Former Wallaroos captain Nickie Wickert says a successful Women’s World Cup could open the doors for XVs growth.
Australia has been a pioneer in many ways for women’s rugby, the first country to fully professionalise its women’s Sevens program ahead of the 2016 Olympics, but XVs remains amateur.
Few countries have professional XVs programs, with even England flagging an end to its professional roster after this World Cup, moving into a cyclical model, where contracts will be offered between Sevens and XVs depending on upcoming events.
Wickert captained the Wallaroos in the 1998 World Cup in Amsterdam and said Sevens success had already catalysed women’s XVs progress but joy for the Wallaroos would only help.
“A good showing at the World Cup would be super important to the progress of women's rugby,” she said.
“I work at a boys’ school - they want to watch, it doesn’t matter whether they’re watching women or men, they love rugby.
“Them doing well would be a big step forward."

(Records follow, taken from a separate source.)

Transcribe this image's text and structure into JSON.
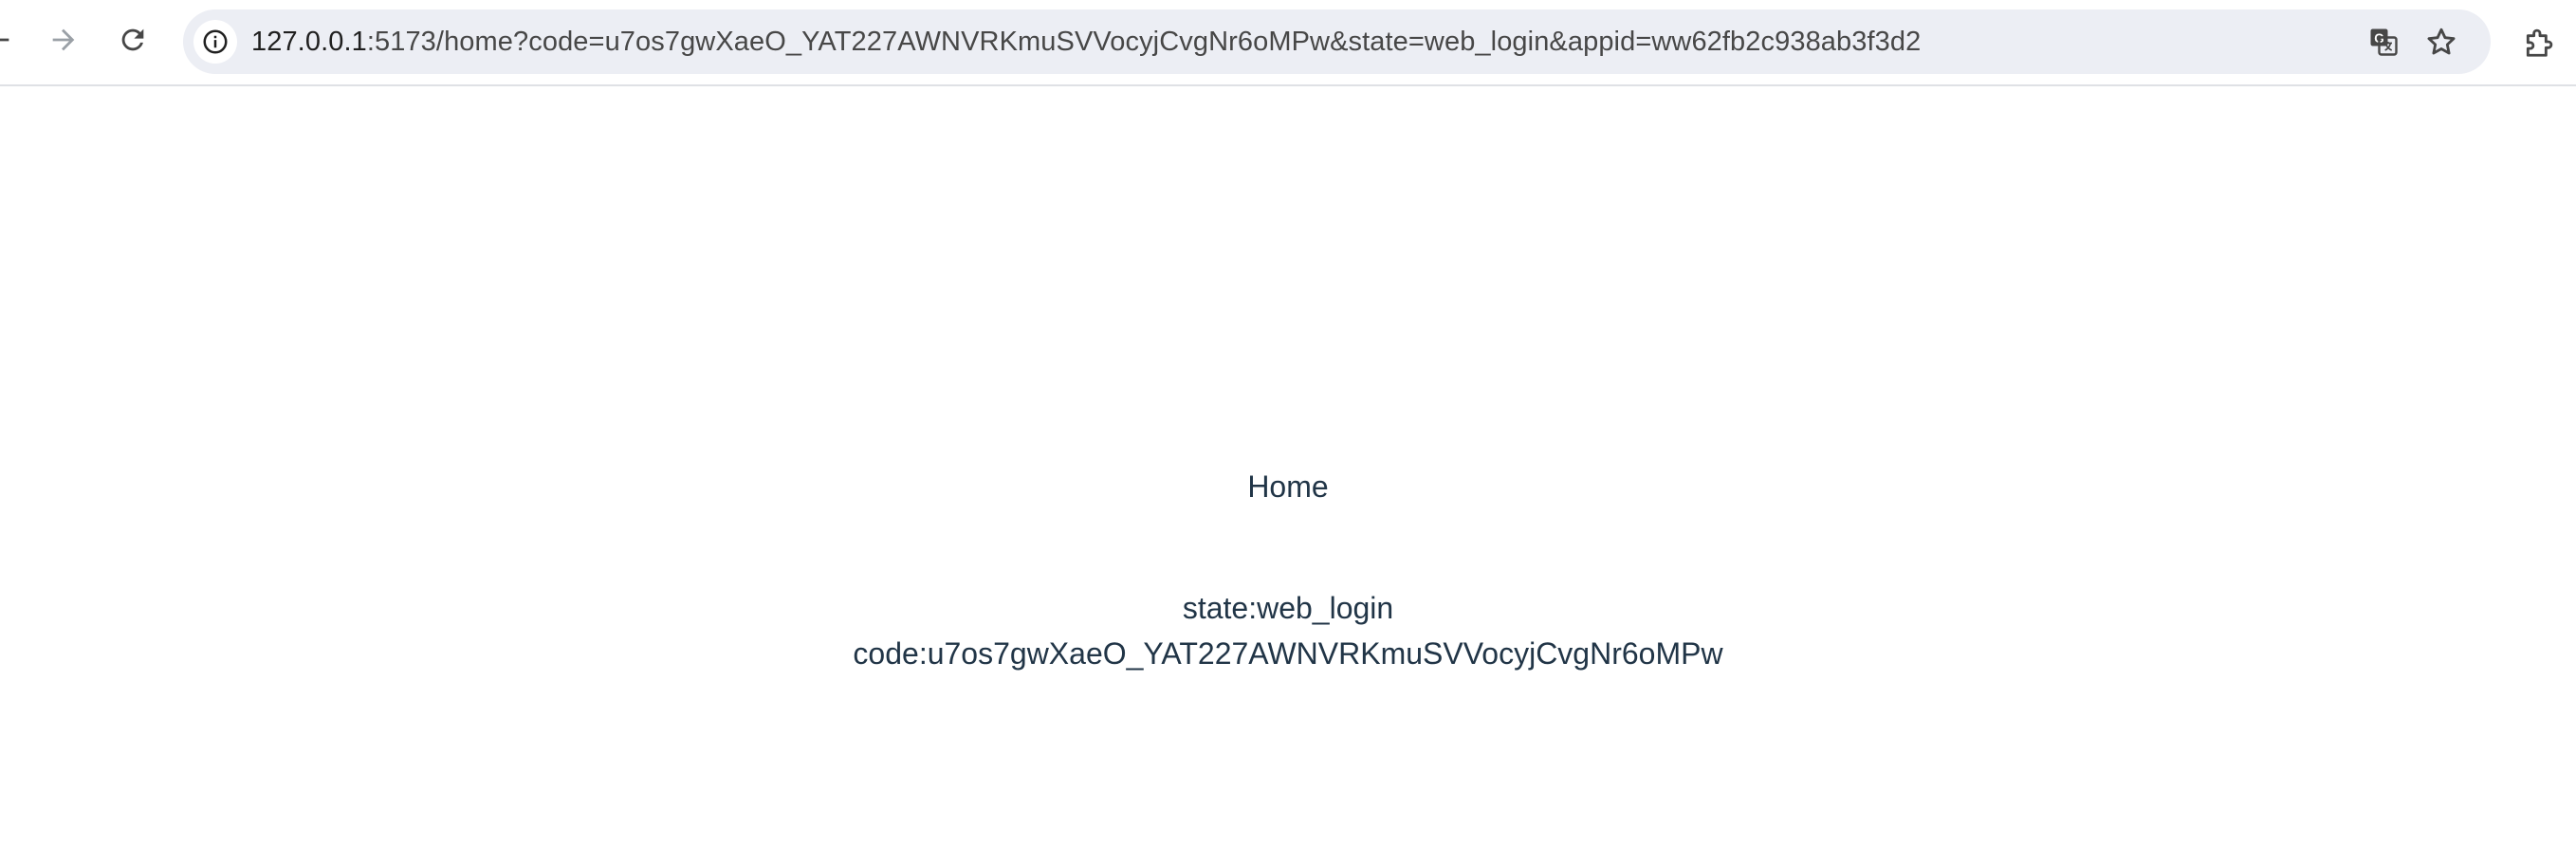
{
  "browser": {
    "url_host": "127.0.0.1",
    "url_rest": ":5173/home?code=u7os7gwXaeO_YAT227AWNVRKmuSVVocyjCvgNr6oMPw&state=web_login&appid=ww62fb2c938ab3f3d2",
    "icons": {
      "back": "arrow-left-icon",
      "forward": "arrow-right-icon",
      "reload": "reload-icon",
      "site_info": "info-icon",
      "translate": "translate-icon",
      "bookmark": "star-icon",
      "extensions": "puzzle-icon"
    }
  },
  "page": {
    "title": "Home",
    "state_text": "state:web_login",
    "code_text": "code:u7os7gwXaeO_YAT227AWNVRKmuSVVocyjCvgNr6oMPw"
  },
  "colors": {
    "toolbar_bg": "#ffffff",
    "omnibox_bg": "#eceef4",
    "page_text": "#213547",
    "icon": "#474747"
  }
}
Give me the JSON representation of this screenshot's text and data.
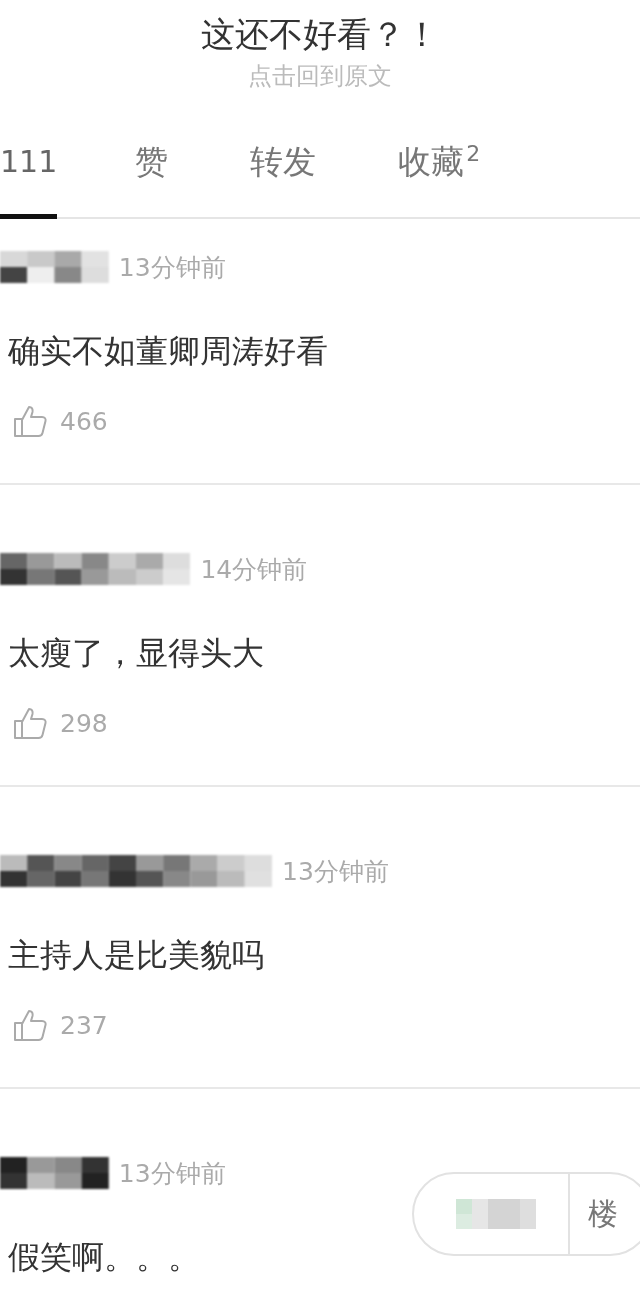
{
  "header": {
    "title": "这还不好看？！",
    "subtitle": "点击回到原文"
  },
  "tabs": [
    {
      "label": "111",
      "selected": true
    },
    {
      "label": "赞",
      "selected": false
    },
    {
      "label": "转发",
      "selected": false
    },
    {
      "label": "收藏$^{2}$",
      "selected": false
    }
  ],
  "comments": [
    {
      "time": "13分钟前",
      "text": "确实不如董卿周涛好看",
      "likes": "466"
    },
    {
      "time": "14分钟前",
      "text": "太瘦了，显得头大",
      "likes": "298"
    },
    {
      "time": "13分钟前",
      "text": "主持人是比美貌吗",
      "likes": "237"
    },
    {
      "time": "13分钟前",
      "text": "假笑啊。。。"
    }
  ],
  "floating_bar": {
    "label": "楼"
  }
}
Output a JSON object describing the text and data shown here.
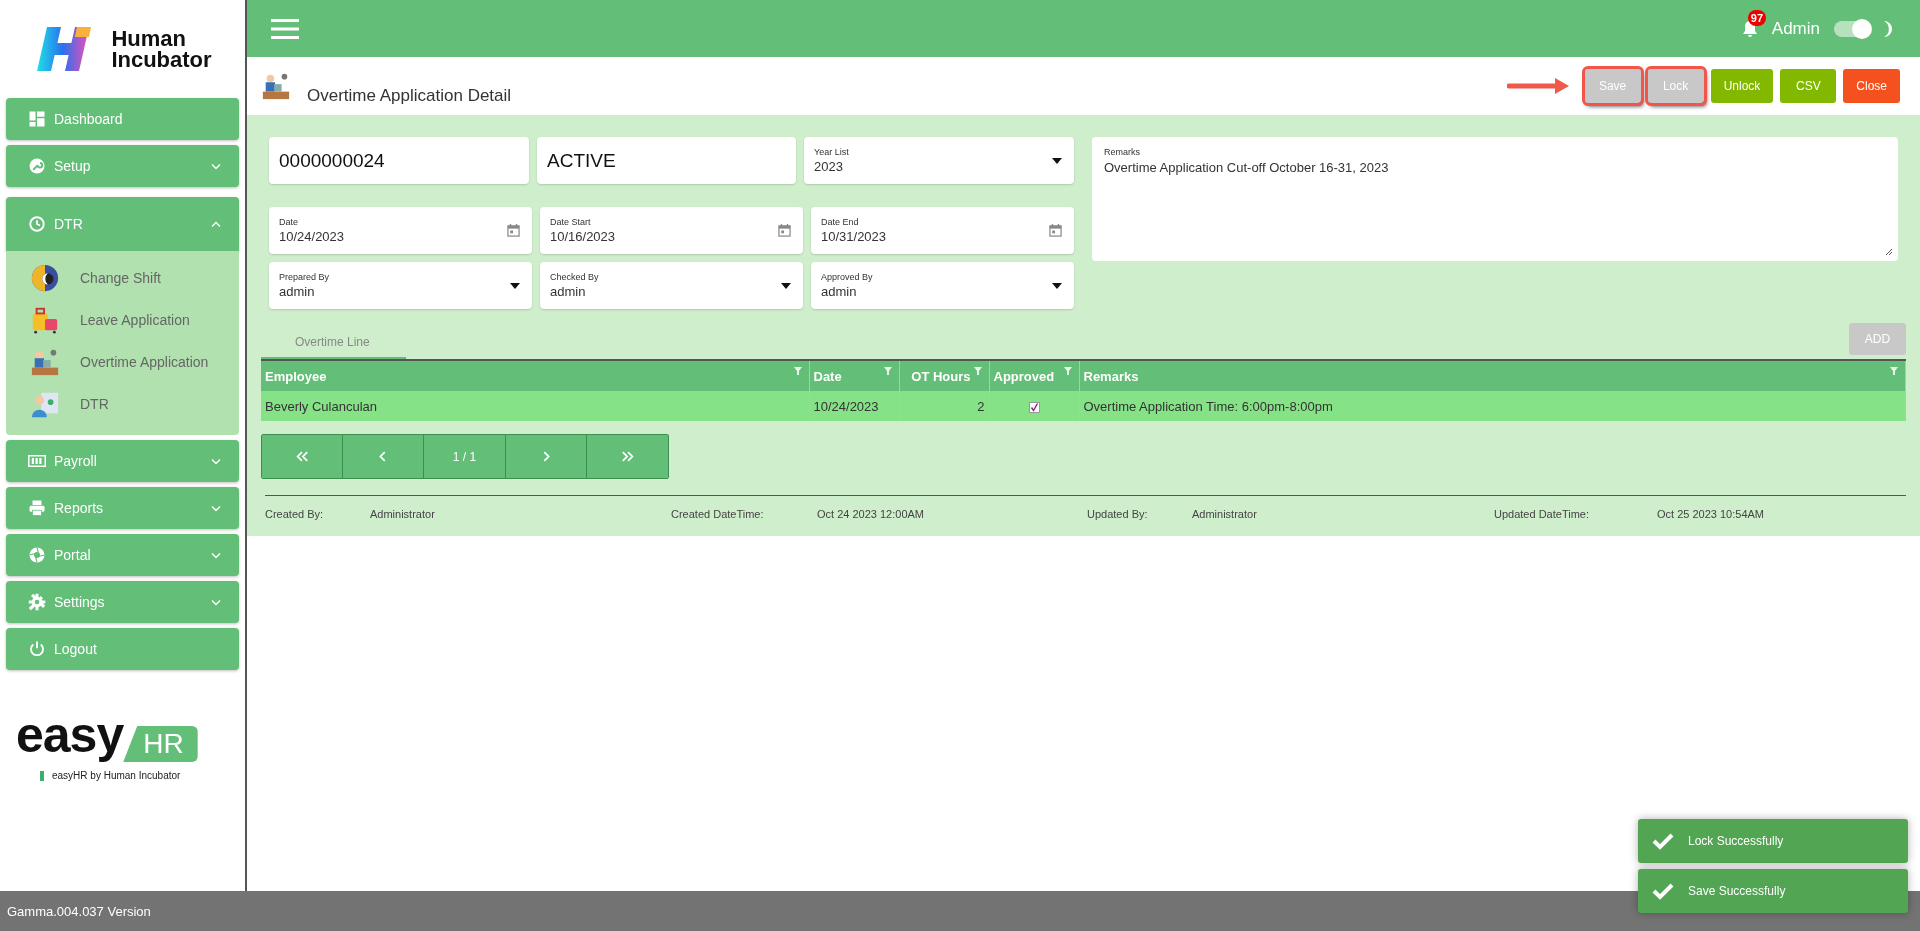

Wickert presented the Wallaroos with their jerseys on Tuesday morning in Sydney and said she was excited to see what they could produce in Ireland.
“That’s the million dollar question,” she said.
“If they play to their potential and they all just stick together as a team and don’t implode by getting overwhelmed by the whole situation, anything’s possible.”
Wickert said she felt XVs could thrive alongside Sevens, with a little bit more attention.
“It is the game for everyone, all shapes and sizes, and I think that’s maybe what’s held it back in the past,” she said.
“Sevens is very marketable, winning a gold medal has made them very marketable but that’s okay, whatever gets it out there.
“But then there’ll be the girl who won’t be able to play Sevens who will have an opportunity to play XVs.
“If they can coach them and teach them like they did with the Sevens - they did that, they went and targeted particular athletes from other sports, brought them together, taught them how to play sevens and they were successful.
“If they did the same thing with the XVs, they could do anything.”
Wickert said she’d like to see a domestic competition, like NRC or Super Rugby, for XVs, a concept that has been floated in the past but would be seemingly logistically and financially difficult to implement.
“Girls play club and then they play one nationals tournament. It would be fabulous if they had some sort of Super Rugby for women, just like the AFL have done,” she said.
“That’s been super successful.
“I’m worried that the other sports are getting a jump on rugby and getting all the good women athletes to sign up with them because there’s somewhere for them to go and play competitively.”